Sometimes I think the worst thing to happen to John Wall was to be a No. 1 pick. Because the moment that happens in instant-referendum world you get compared before you get time to compete. That No. 1 is quickly pitted against this No. 1, and immediately one point guard plucked first in the NBA draft is newly crowned the second coming of Isiah Thomas while the other has Stephon Marbury-signing-in-China written all over him.
Being sandwiched between Derrick Rose in 2008 and Kyrie Irving in 2011, Wall couldn’t just grow into a floor leader and develop his game; he had to fly downcourt in a blur, turn around a moribund franchise faster than other No. 1 picks at the point.
When that didn’t happen in a heartbeat, the reviews leveled last year at a then-21-year-old were harsh:
The Wizards picked a bad year to have the No. 1 pick. . . . He’s only got one speed, and it’s five times too fast for his team. . . . Can’t shoot, can’t execute in the final minutes, can’t believe we thought he might be a 10-time all-star.
There was a reason he walked around Verizon Center grimacing for much of the past year. It wasn’t just the stress injury in his left patella that made him miss the season’s first 33 games. Wall admits the losing and the outsize expectations got to him.
“I wasn’t having fun even a little bit,” he said, standing in front of his cubicle in the Wizards’ nearly empty locker room after another win this past week.
“I never really got injured until I got here.

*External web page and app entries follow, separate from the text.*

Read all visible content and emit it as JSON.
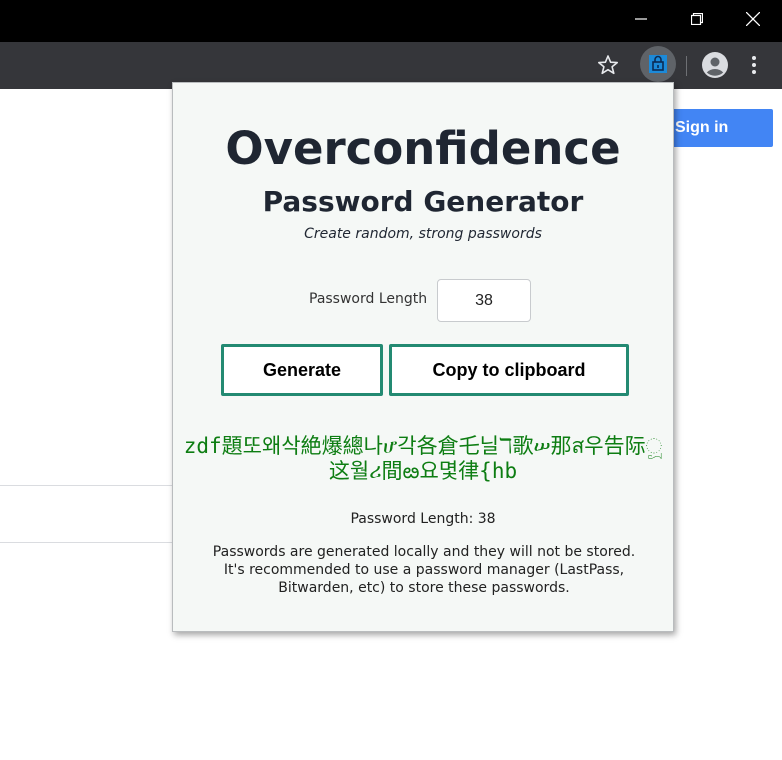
{
  "browser": {
    "window_controls": {
      "minimize": "minimize-icon",
      "restore": "restore-icon",
      "close": "close-icon"
    },
    "toolbar": {
      "bookmark_icon": "star-icon",
      "extension_icon": "lock-icon",
      "profile_icon": "avatar-icon",
      "menu_icon": "more-vert-icon"
    }
  },
  "page": {
    "signin_label": "Sign in",
    "signin_color": "#4285f4"
  },
  "popup": {
    "title": "Overconfidence",
    "subtitle": "Password Generator",
    "tagline": "Create random, strong passwords",
    "length_label": "Password Length",
    "length_value": "38",
    "generate_label": "Generate",
    "copy_label": "Copy to clipboard",
    "password": "zdf題또왜삭絶爆總나ሆ각各倉乇닐ℸ歌ሠ那ส우告际ූ这월ሪ間ఴ요몇律{hb",
    "length_readout": "Password Length: 38",
    "notice_line1": "Passwords are generated locally and they will not be stored.",
    "notice_line2": "It's recommended to use a password manager (LastPass, Bitwarden, etc) to store these passwords.",
    "accent_color": "#238a72",
    "password_color": "#0d7d12"
  }
}
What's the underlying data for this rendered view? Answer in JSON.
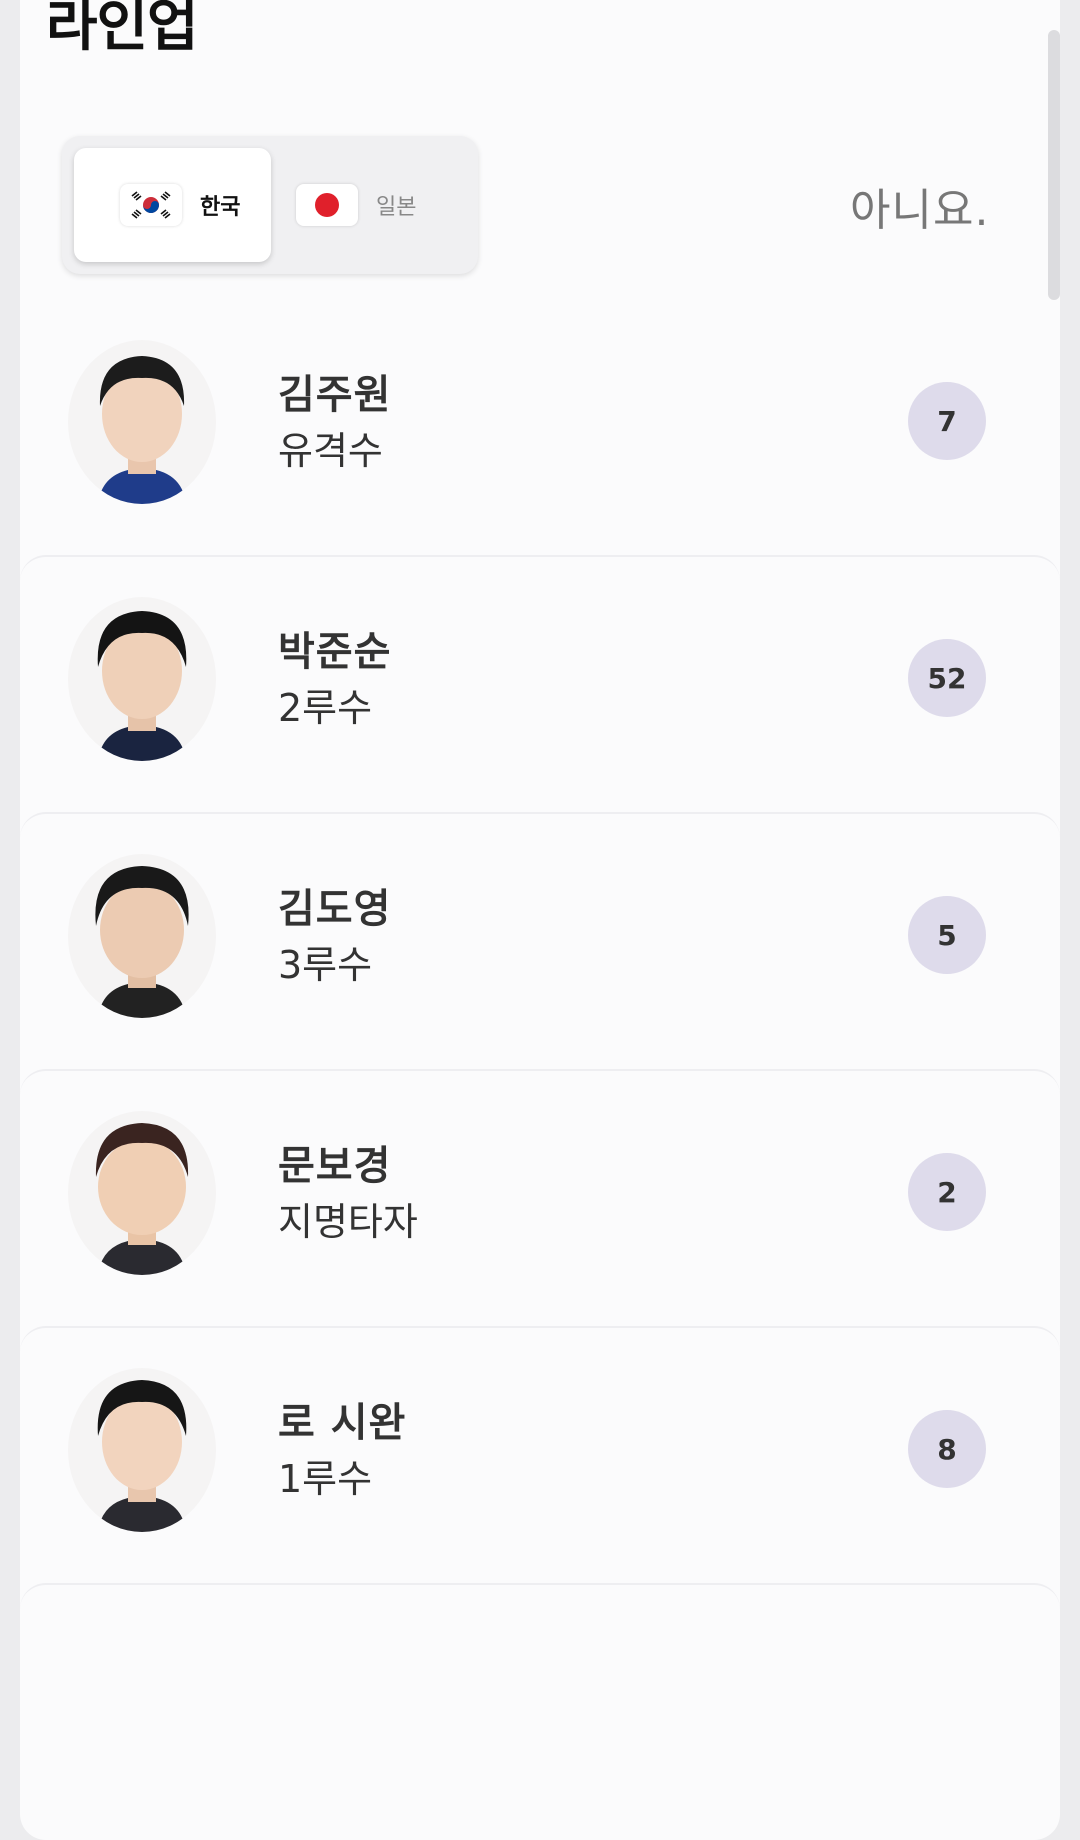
{
  "page": {
    "title": "라인업"
  },
  "tabs": [
    {
      "label": "한국",
      "flag": "korea-flag",
      "active": true
    },
    {
      "label": "일본",
      "flag": "japan-flag",
      "active": false
    }
  ],
  "status_text": "아니요.",
  "players": [
    {
      "name": "김주원",
      "position": "유격수",
      "number": "7",
      "jersey": "#1f3c8a"
    },
    {
      "name": "박준순",
      "position": "2루수",
      "number": "52",
      "jersey": "#1a2440"
    },
    {
      "name": "김도영",
      "position": "3루수",
      "number": "5",
      "jersey": "#222222"
    },
    {
      "name": "문보경",
      "position": "지명타자",
      "number": "2",
      "jersey": "#2a2a30"
    },
    {
      "name": "로 시완",
      "position": "1루수",
      "number": "8",
      "jersey": "#2a2a30"
    }
  ],
  "colors": {
    "number_badge": "#dedbeb",
    "japan_red": "#e0202b"
  }
}
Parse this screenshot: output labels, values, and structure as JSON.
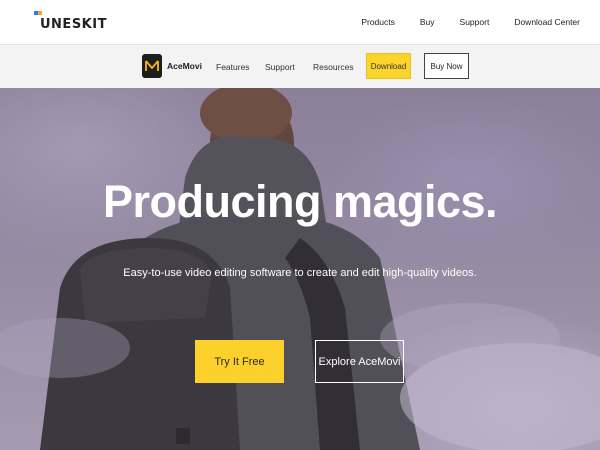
{
  "brand": {
    "name": "UNESKIT",
    "colors": {
      "blue": "#2d7cf6",
      "orange": "#f5a623"
    }
  },
  "topnav": {
    "items": [
      "Products",
      "Buy",
      "Support",
      "Download Center"
    ]
  },
  "product_bar": {
    "logo_icon": "acemovi-logo-icon",
    "name": "AceMovi",
    "nav": [
      "Features",
      "Support",
      "Resources"
    ],
    "download_label": "Download",
    "buy_label": "Buy Now",
    "accent": "#fcd52c"
  },
  "hero": {
    "title": "Producing magics.",
    "subtitle": "Easy-to-use video editing software to create and edit high-quality videos.",
    "primary_label": "Try It Free",
    "secondary_label": "Explore AceMovi",
    "accent": "#fcd12b"
  }
}
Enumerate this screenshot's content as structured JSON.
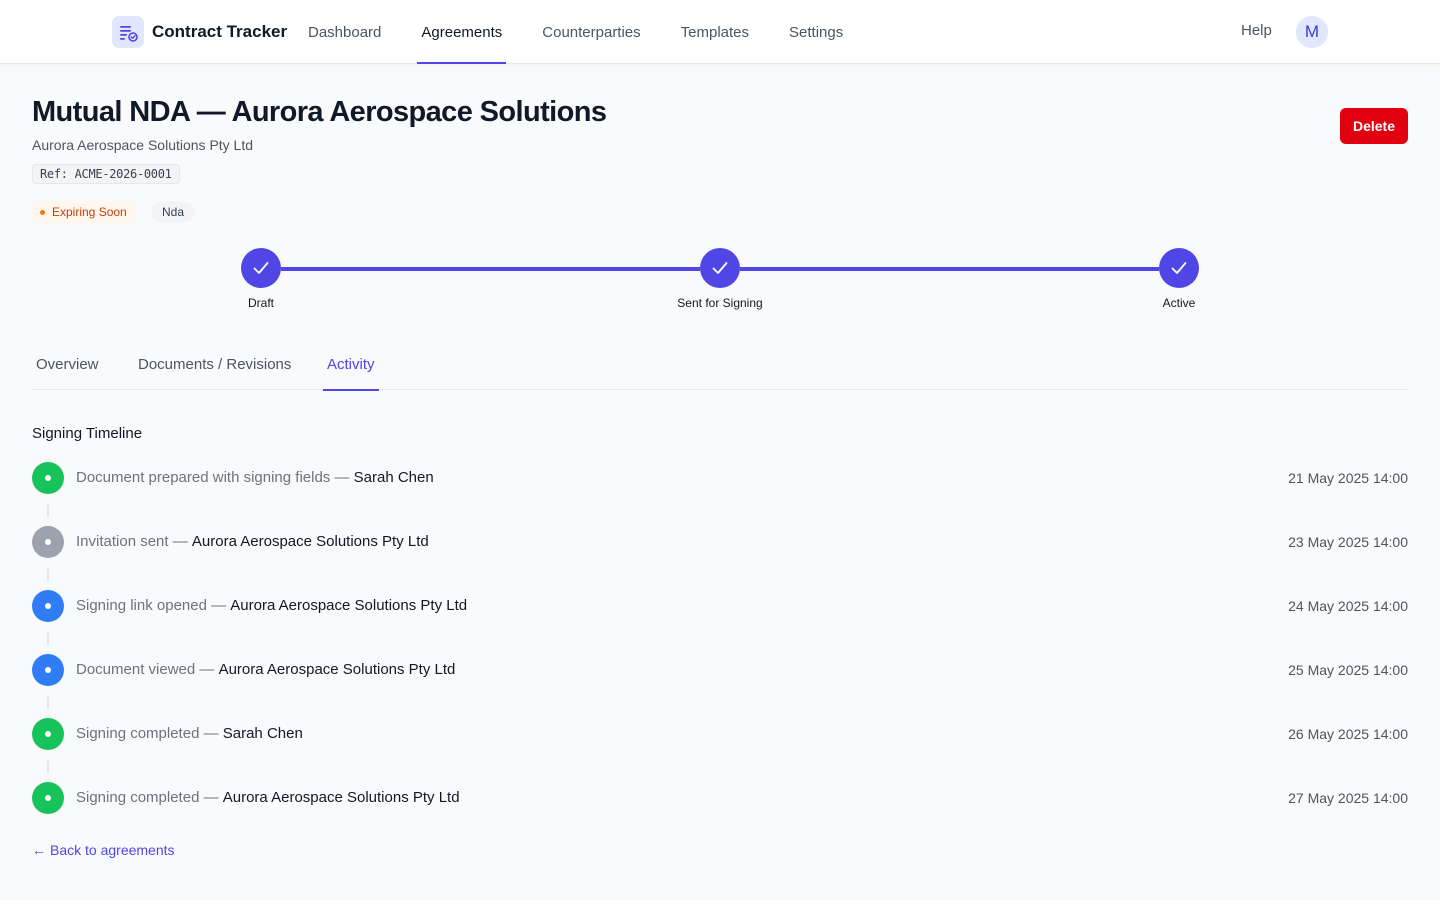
{
  "app": {
    "name": "Contract Tracker",
    "logo_icon": "contract-doc-icon"
  },
  "nav": {
    "items": [
      {
        "label": "Dashboard",
        "active": false
      },
      {
        "label": "Agreements",
        "active": true
      },
      {
        "label": "Counterparties",
        "active": false
      },
      {
        "label": "Templates",
        "active": false
      },
      {
        "label": "Settings",
        "active": false
      }
    ],
    "help_label": "Help",
    "avatar_initial": "M"
  },
  "agreement": {
    "title": "Mutual NDA — Aurora Aerospace Solutions",
    "counterparty": "Aurora Aerospace Solutions Pty Ltd",
    "reference": "Ref: ACME-2026-0001",
    "status_badge": "Expiring Soon",
    "type_badge": "Nda",
    "delete_label": "Delete"
  },
  "stepper": {
    "steps": [
      {
        "label": "Draft",
        "complete": true
      },
      {
        "label": "Sent for Signing",
        "complete": true
      },
      {
        "label": "Active",
        "complete": true
      }
    ]
  },
  "tabs": {
    "items": [
      {
        "label": "Overview",
        "active": false
      },
      {
        "label": "Documents / Revisions",
        "active": false
      },
      {
        "label": "Activity",
        "active": true
      }
    ]
  },
  "timeline": {
    "title": "Signing Timeline",
    "events": [
      {
        "action": "Document prepared with signing fields — ",
        "actor": "Sarah Chen",
        "time": "21 May 2025 14:00",
        "color": "#16c25a"
      },
      {
        "action": "Invitation sent — ",
        "actor": "Aurora Aerospace Solutions Pty Ltd",
        "time": "23 May 2025 14:00",
        "color": "#9ca3af"
      },
      {
        "action": "Signing link opened — ",
        "actor": "Aurora Aerospace Solutions Pty Ltd",
        "time": "24 May 2025 14:00",
        "color": "#2f7cf6"
      },
      {
        "action": "Document viewed — ",
        "actor": "Aurora Aerospace Solutions Pty Ltd",
        "time": "25 May 2025 14:00",
        "color": "#2f7cf6"
      },
      {
        "action": "Signing completed — ",
        "actor": "Sarah Chen",
        "time": "26 May 2025 14:00",
        "color": "#16c25a"
      },
      {
        "action": "Signing completed — ",
        "actor": "Aurora Aerospace Solutions Pty Ltd",
        "time": "27 May 2025 14:00",
        "color": "#16c25a"
      }
    ]
  },
  "back_link": {
    "arrow": "←",
    "label": "Back to agreements"
  },
  "colors": {
    "accent": "#4f46e5",
    "danger": "#e00010",
    "warning": "#c2410c",
    "success": "#16c25a",
    "info": "#2f7cf6",
    "neutral": "#9ca3af"
  }
}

I got injured a couple times and you’re not playing and you want to get back to playing. It’s frustrating because I felt like the whole team didn’t really want to win when I first got here. It was very tough at a young age. But you just got to get better and keep developing. Now I feel like this team — everybody wants to win. And they’re having fun.”
A prominent NBA agent, whom I’ll save from embarrassment here, told me a year ago the Wizards needed to unload Wall before the rest of the league found out he didn’t have trade value.
Sixteen games after Wall’s return the furthest thing from Ernie Grunfeld’s mind is moving his game-changing point guard. He is eligible to sign a contract extension this offseason and already it’s become apparent how indispensable he is to the Wizards’ future.
Without him this season, Washington was 5-28. With Wall, the Wizards are 9-7, playing a passionate, stop-and-pop game, knocking off projected postseason teams like the Clippers, Knicks and Nets just in the past week at home, where they’ve lost but one game since Wall’s return. They move, shoot and defend better when he is on the court. They care more. That’s not a subjective take; you can actually see it.
Only Boston has done what the Wizards have: beat the Thunder, Heat, Clippers and Knicks. It’s a feather-in-the-cap stat, but more telling are some of the losses. Two weeks ago the Wizards were at the end of a five-game Western swing in Utah, where they annually get buried.
They had no legs and less desire for 30-plus minutes, falling behind by 21 points before the end of the third quarter in one of the toughest NBA arenas for visitors to play in. About to turn the channel, I watched as Wall re-entered the game. And he became flammable, finding his teammates on the break, weaving his sinewy, 6-foot-4 frame through mounds of muscle inside for impossible layups. Suddenly, it was a game.